EE takes inspiration from Google’s Project Loon to bolster coverage
(Image Credit: EE)
EE appears to have taken inspiration from Google’s Project Loon with airborne balloons and drones which can be used to connect rural areas or provide extra capacity.
Project Loon once seemed to be just another of Google ambitious projects, but it’s gone from strength-to-strength and reached a new milestone just last week after finding a way to keep the balloons in one spot for a prolonged time.
In unconnected rural areas, the initiatives will eventually connect people for the first time by overcoming the usual barriers such as difficult terrain or infrastructure costs outweighing the potential benefits for smaller communities.
“We are going to extraordinary lengths to connect communities across the UK. Innovation is essential for us to go further than we’ve ever gone, and deliver a network that’s more reliable than ever before,” says EE CEO Marc Allera. “Rural parts of the UK provide more challenges to mobile coverage than anywhere else, so we have to work harder there – developing these technologies will ultimately help our customers, even in the most hard to reach areas.”

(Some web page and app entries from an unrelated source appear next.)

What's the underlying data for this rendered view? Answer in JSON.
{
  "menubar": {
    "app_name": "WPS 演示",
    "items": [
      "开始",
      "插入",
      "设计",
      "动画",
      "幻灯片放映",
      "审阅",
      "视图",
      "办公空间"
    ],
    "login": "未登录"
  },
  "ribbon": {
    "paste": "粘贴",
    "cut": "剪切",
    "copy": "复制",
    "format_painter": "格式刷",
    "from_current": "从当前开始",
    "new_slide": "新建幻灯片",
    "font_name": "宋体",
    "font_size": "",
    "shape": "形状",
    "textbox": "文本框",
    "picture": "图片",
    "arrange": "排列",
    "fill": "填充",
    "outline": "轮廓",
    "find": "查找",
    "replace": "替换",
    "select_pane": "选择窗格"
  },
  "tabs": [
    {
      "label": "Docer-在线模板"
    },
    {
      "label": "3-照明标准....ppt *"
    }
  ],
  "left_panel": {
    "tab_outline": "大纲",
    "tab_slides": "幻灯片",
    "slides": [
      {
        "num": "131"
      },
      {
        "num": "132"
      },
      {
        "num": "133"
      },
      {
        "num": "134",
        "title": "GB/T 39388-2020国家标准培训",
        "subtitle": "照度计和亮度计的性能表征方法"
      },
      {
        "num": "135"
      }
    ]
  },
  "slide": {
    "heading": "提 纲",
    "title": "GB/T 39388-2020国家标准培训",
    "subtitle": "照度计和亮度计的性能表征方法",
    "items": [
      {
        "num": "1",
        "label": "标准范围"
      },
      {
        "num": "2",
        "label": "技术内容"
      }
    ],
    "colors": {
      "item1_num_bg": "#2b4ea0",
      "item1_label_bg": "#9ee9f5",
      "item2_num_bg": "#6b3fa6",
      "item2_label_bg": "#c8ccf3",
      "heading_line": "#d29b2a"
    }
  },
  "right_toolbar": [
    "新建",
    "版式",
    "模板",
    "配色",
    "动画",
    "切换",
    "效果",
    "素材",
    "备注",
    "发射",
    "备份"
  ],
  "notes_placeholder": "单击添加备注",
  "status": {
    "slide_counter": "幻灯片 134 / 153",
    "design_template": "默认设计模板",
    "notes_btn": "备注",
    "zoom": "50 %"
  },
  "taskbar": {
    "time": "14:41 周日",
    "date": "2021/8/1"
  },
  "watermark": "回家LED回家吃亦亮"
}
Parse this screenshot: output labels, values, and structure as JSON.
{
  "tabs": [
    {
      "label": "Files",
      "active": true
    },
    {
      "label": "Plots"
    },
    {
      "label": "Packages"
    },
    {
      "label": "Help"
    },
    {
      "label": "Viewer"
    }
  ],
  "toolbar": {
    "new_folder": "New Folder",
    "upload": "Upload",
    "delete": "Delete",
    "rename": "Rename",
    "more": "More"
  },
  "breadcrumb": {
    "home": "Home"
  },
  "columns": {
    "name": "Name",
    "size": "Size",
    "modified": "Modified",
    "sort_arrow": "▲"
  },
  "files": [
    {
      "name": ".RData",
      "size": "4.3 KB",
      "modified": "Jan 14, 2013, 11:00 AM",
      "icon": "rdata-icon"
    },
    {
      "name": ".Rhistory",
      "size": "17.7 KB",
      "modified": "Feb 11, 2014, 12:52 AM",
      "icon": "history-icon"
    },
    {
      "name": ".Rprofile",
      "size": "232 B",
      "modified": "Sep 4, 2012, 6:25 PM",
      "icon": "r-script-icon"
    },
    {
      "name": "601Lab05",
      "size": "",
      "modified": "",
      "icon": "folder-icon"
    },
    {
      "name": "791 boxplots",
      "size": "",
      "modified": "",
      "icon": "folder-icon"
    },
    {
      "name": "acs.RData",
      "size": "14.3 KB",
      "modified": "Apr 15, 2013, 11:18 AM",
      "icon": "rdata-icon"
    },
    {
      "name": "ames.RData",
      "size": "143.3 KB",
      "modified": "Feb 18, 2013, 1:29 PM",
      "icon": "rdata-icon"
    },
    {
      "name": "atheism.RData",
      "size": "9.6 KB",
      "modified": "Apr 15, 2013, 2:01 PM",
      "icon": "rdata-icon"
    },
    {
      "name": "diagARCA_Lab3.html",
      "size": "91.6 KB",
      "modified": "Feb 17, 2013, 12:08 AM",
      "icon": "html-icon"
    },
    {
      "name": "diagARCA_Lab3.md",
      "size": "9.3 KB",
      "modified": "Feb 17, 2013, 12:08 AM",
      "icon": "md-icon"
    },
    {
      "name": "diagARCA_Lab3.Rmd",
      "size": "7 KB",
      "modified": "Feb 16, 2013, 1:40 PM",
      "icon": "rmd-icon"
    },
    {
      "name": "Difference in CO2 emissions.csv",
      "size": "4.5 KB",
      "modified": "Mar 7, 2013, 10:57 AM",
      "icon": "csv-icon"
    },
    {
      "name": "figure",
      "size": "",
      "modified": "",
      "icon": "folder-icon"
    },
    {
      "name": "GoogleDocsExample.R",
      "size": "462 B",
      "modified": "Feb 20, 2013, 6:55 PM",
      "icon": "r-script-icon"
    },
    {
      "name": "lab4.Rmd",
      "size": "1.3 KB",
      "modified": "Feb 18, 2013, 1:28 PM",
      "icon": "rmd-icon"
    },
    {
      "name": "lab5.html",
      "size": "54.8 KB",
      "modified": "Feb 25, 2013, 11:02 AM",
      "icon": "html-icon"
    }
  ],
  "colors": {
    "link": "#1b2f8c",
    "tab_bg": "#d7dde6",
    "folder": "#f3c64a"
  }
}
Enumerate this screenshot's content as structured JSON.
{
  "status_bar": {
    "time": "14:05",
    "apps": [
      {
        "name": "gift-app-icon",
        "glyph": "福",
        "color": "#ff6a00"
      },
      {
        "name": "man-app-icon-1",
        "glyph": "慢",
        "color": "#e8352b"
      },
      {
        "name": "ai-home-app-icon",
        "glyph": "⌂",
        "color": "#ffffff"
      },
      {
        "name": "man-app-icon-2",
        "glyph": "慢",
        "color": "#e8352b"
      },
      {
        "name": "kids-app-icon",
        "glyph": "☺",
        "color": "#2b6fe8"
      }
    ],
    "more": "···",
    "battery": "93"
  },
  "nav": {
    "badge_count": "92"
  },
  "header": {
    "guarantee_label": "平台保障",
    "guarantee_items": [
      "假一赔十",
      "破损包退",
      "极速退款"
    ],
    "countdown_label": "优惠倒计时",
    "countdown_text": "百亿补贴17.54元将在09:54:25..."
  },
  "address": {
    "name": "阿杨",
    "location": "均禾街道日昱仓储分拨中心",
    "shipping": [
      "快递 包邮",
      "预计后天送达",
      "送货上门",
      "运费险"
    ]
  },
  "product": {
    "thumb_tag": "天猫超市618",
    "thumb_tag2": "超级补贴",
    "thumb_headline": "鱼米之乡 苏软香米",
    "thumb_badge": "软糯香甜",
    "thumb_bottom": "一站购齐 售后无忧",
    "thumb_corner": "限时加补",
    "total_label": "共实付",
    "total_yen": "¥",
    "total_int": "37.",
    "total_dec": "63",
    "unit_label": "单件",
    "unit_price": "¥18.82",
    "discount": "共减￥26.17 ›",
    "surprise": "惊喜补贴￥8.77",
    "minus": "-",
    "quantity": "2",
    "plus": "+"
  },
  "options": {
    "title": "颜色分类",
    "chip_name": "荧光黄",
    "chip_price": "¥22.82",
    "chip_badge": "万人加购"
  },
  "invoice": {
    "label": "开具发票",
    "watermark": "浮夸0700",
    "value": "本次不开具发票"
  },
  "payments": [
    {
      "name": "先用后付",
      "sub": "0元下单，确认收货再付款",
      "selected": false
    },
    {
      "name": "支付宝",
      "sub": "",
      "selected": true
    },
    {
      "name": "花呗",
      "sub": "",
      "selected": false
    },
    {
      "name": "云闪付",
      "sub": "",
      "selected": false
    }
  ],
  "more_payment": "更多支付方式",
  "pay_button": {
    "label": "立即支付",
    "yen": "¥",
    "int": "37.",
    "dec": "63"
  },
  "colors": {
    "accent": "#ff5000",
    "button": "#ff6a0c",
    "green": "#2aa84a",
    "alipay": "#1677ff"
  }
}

The first deployments will be temporary. During large events, such as Glastonbury or a football match, the balloons will provide extra capacity to deal with the high levels of demand which often bring mobile networks to a halt. Where a network outage occurs, a drone can be deployed to quickly bring customers back online until an engineer fixes the issue.
“Looking ahead, I see innovations like this revolutionising the way people connect. We're developing the concept of 'coverage on demand',” continues Allera. “What if an event organiser could request a temporary EE capacity increase in a rural area, or a climber going up Ben Nevis could order an EE aerial coverage solution to follow them as they climb?”
EE’s aerial solutions were developed with the support of several partners:
Nokia provided world class, lightweight, compact and portable Flexi Zone small cell basestation solutions.
Parallel Wireless delivered a unique technology with self-configuring and self-optimising basestation, in-band backhaul capability, and network meshing techniques.
Avanti enabled a fast, reliable satellite backhaul connection.
VoltServer provided touch-safe and flexible Digital Electricity power over data cable/tether.
uVue evolved drone designs to meet the specific requirements of providing mobile coverage.
Allsopp Helikites has provided the ‘Helikite’ solution that makes a stable, high altitude service possible.
The operator signed a contract back in 2015 to cover the entire country as part of the Emergency Services Network (ESN) which provides communication services for the police, fire and ambulance services. According to an EE spokesman, the helikites will be used by a specialist fleet of 32 ‘rapid response’ vans to deliver coverage in rural areas for the emergency services at short notice.
What are your thoughts on EE’s plan to use balloons for coverage? Let us know in the comments.
- » UK issues first Huawei security report since US ban pressure
- » AT&T has 5G live in seven new cities, but no smartphone to access it
- » Ericsson signs deal with TDC to enable ‘Digital Denmark’ through 5G
- » Three UK: Banning Huawei will delay our 5G rollout
- » Denmark gains nationwide IoT LoRaWAN network through dual deal